---- DATASET ENTRIES

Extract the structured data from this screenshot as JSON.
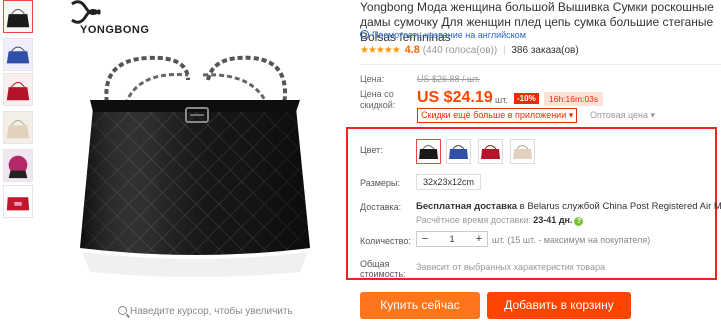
{
  "brand": {
    "logo_text": "YONGBONG"
  },
  "gallery": {
    "zoom_hint": "Наведите курсор, чтобы увеличить",
    "thumb_count": 6
  },
  "product": {
    "title": "Yongbong Мода женщина большой Вышивка Сумки роскошные дамы сумочку Для женщин плед цепь сумка большие стеганые Bolsas femininas",
    "translate_link": "Посмотреть название на английском",
    "stars": "★★★★★",
    "rating": "4.8",
    "votes": "(440 голоса(ов))",
    "orders": "386 заказа(ов)"
  },
  "pricing": {
    "price_label": "Цена:",
    "old_price": "US $26.88 / шт.",
    "discount_label": "Цена со скидкой:",
    "price": "US $24.19",
    "per_unit": "/ шт.",
    "discount": "-10%",
    "timer": "16h:16m:03s",
    "app_discount": "Скидки ещё больше в приложении ▾",
    "wholesale": "Оптовая цена ▾"
  },
  "sku": {
    "color_label": "Цвет:",
    "size_label": "Размеры:",
    "size_value": "32x23x12cm",
    "shipping_label": "Доставка:",
    "shipping_prefix": "Бесплатная доставка",
    "shipping_rest": " в Belarus службой China Post Registered Air Mail",
    "delivery_label": "Расчётное время доставки: ",
    "delivery_days": "23-41 дн.",
    "qty_label": "Количество:",
    "qty_minus": "−",
    "qty_value": "1",
    "qty_plus": "+",
    "qty_info": "шт. (15 шт. - максимум на покупателя)",
    "total_label": "Общая стоимость:",
    "total_info": "Зависит от выбранных характеристик товара"
  },
  "actions": {
    "buy_now": "Купить сейчас",
    "add_to_cart": "Добавить в корзину"
  },
  "colors": {
    "accent": "#ff4400",
    "buy": "#ff7519",
    "price": "#ff4400",
    "highlight_box": "#ee2222"
  }
}
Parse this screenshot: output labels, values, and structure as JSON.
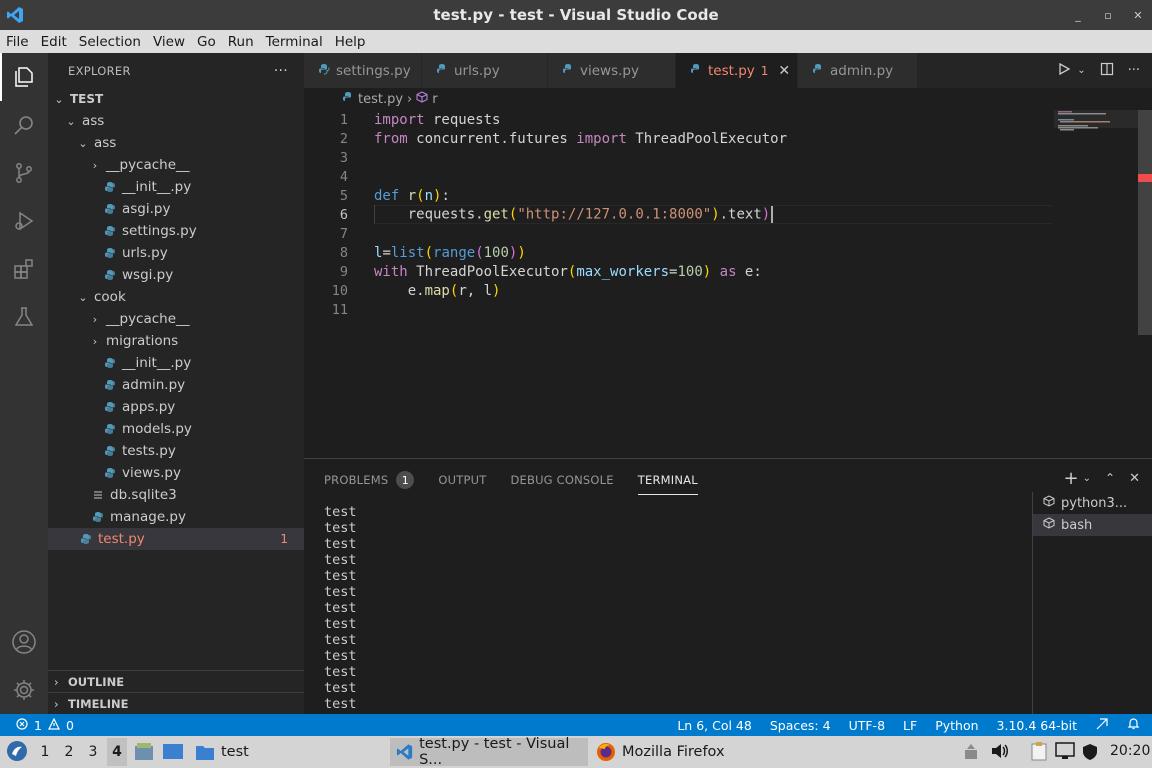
{
  "window": {
    "title": "test.py - test - Visual Studio Code",
    "controls": [
      "_",
      "▫",
      "✕"
    ]
  },
  "menu": [
    "File",
    "Edit",
    "Selection",
    "View",
    "Go",
    "Run",
    "Terminal",
    "Help"
  ],
  "sidebar": {
    "header": "EXPLORER",
    "more": "···",
    "tree": [
      {
        "label": "TEST",
        "depth": 0,
        "chev": "⌄",
        "kind": "root"
      },
      {
        "label": "ass",
        "depth": 1,
        "chev": "⌄",
        "kind": "folder"
      },
      {
        "label": "ass",
        "depth": 2,
        "chev": "⌄",
        "kind": "folder"
      },
      {
        "label": "__pycache__",
        "depth": 3,
        "chev": "›",
        "kind": "folder"
      },
      {
        "label": "__init__.py",
        "depth": 3,
        "kind": "py"
      },
      {
        "label": "asgi.py",
        "depth": 3,
        "kind": "py"
      },
      {
        "label": "settings.py",
        "depth": 3,
        "kind": "py"
      },
      {
        "label": "urls.py",
        "depth": 3,
        "kind": "py"
      },
      {
        "label": "wsgi.py",
        "depth": 3,
        "kind": "py"
      },
      {
        "label": "cook",
        "depth": 2,
        "chev": "⌄",
        "kind": "folder"
      },
      {
        "label": "__pycache__",
        "depth": 3,
        "chev": "›",
        "kind": "folder"
      },
      {
        "label": "migrations",
        "depth": 3,
        "chev": "›",
        "kind": "folder"
      },
      {
        "label": "__init__.py",
        "depth": 3,
        "kind": "py"
      },
      {
        "label": "admin.py",
        "depth": 3,
        "kind": "py"
      },
      {
        "label": "apps.py",
        "depth": 3,
        "kind": "py"
      },
      {
        "label": "models.py",
        "depth": 3,
        "kind": "py"
      },
      {
        "label": "tests.py",
        "depth": 3,
        "kind": "py"
      },
      {
        "label": "views.py",
        "depth": 3,
        "kind": "py"
      },
      {
        "label": "db.sqlite3",
        "depth": 2,
        "kind": "db"
      },
      {
        "label": "manage.py",
        "depth": 2,
        "kind": "py"
      },
      {
        "label": "test.py",
        "depth": 1,
        "kind": "py",
        "selected": true,
        "errors": "1"
      }
    ],
    "outline": "OUTLINE",
    "timeline": "TIMELINE"
  },
  "tabs": [
    {
      "label": "settings.py"
    },
    {
      "label": "urls.py"
    },
    {
      "label": "views.py"
    },
    {
      "label": "test.py",
      "active": true,
      "errors": "1",
      "close": "✕"
    },
    {
      "label": "admin.py"
    }
  ],
  "breadcrumb": {
    "file": "test.py",
    "sep": "›",
    "symbol": "r"
  },
  "editor": {
    "lines": [
      "1",
      "2",
      "3",
      "4",
      "5",
      "6",
      "7",
      "8",
      "9",
      "10",
      "11"
    ],
    "current_line": "6"
  },
  "panel": {
    "tabs": [
      {
        "label": "PROBLEMS",
        "badge": "1"
      },
      {
        "label": "OUTPUT"
      },
      {
        "label": "DEBUG CONSOLE"
      },
      {
        "label": "TERMINAL",
        "active": true
      }
    ],
    "output": [
      "test",
      "test",
      "test",
      "test",
      "test",
      "test",
      "test",
      "test",
      "test",
      "test",
      "test",
      "test",
      "test"
    ],
    "terminals": [
      {
        "label": "python3..."
      },
      {
        "label": "bash",
        "selected": true
      }
    ]
  },
  "status": {
    "errors": "1",
    "warnings": "0",
    "position": "Ln 6, Col 48",
    "spaces": "Spaces: 4",
    "encoding": "UTF-8",
    "eol": "LF",
    "language": "Python",
    "interpreter": "3.10.4 64-bit"
  },
  "taskbar": {
    "workspaces": [
      "1",
      "2",
      "3",
      "4"
    ],
    "active_workspace": "4",
    "folder": "test",
    "apps": [
      {
        "label": "test.py - test - Visual S...",
        "active": true
      },
      {
        "label": "Mozilla Firefox"
      }
    ],
    "clock": "20:20"
  },
  "colors": {
    "accent": "#007acc",
    "error": "#f48771",
    "keyword": "#c586c0",
    "string": "#ce9178"
  }
}
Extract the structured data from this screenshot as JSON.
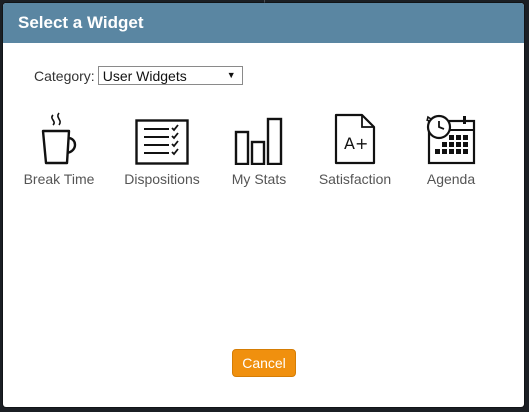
{
  "dialog": {
    "title": "Select a Widget"
  },
  "category": {
    "label": "Category:",
    "selected": "User Widgets"
  },
  "widgets": [
    {
      "label": "Break Time",
      "icon": "coffee-cup-icon"
    },
    {
      "label": "Dispositions",
      "icon": "checklist-icon"
    },
    {
      "label": "My Stats",
      "icon": "bar-chart-icon"
    },
    {
      "label": "Satisfaction",
      "icon": "grade-document-icon"
    },
    {
      "label": "Agenda",
      "icon": "calendar-clock-icon"
    }
  ],
  "buttons": {
    "cancel": "Cancel"
  },
  "colors": {
    "header": "#5a86a2",
    "cancel": "#f0900e",
    "backdrop": "#1b1f24"
  }
}
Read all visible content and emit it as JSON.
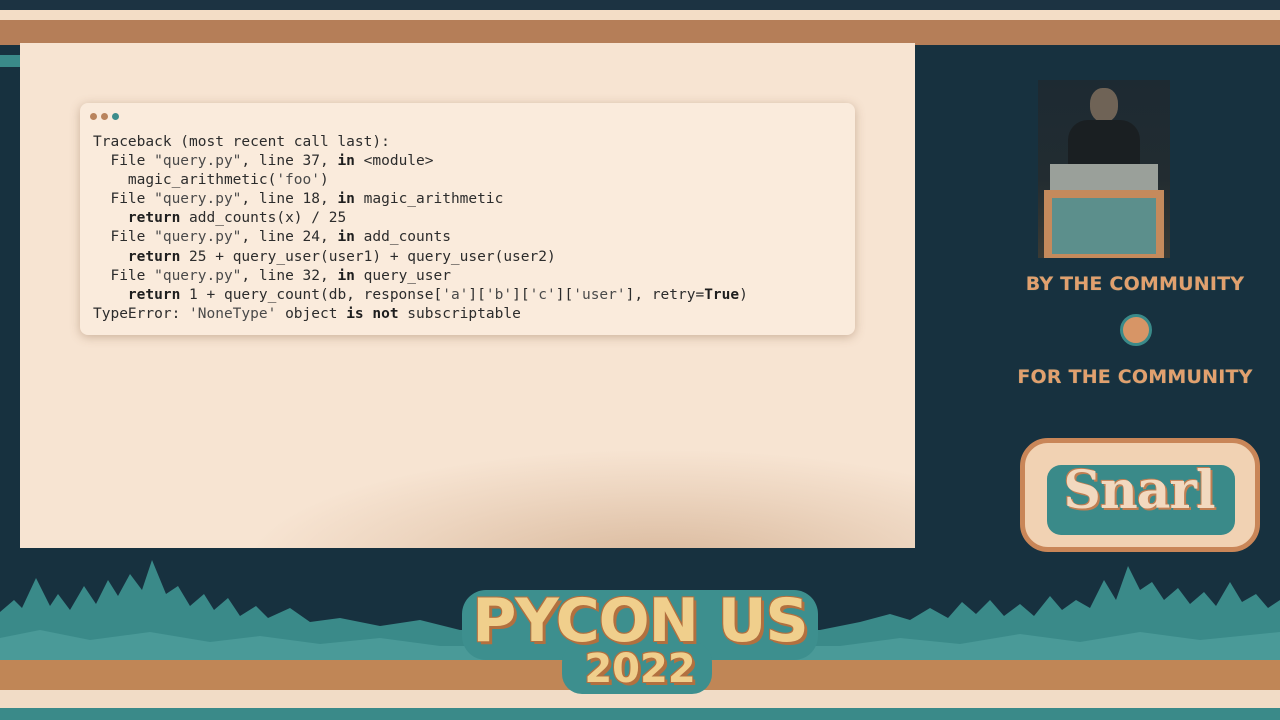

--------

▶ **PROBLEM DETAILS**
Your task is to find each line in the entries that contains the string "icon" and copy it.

▶ **SOLUTION TO THE EXERCISE**
      "icon": "coffee-cup-icon"
      "icon": "checklist-icon"
      "icon": "bar-chart-icon"
      "icon": "grade-document-icon"
      "icon": "calendar-clock-icon"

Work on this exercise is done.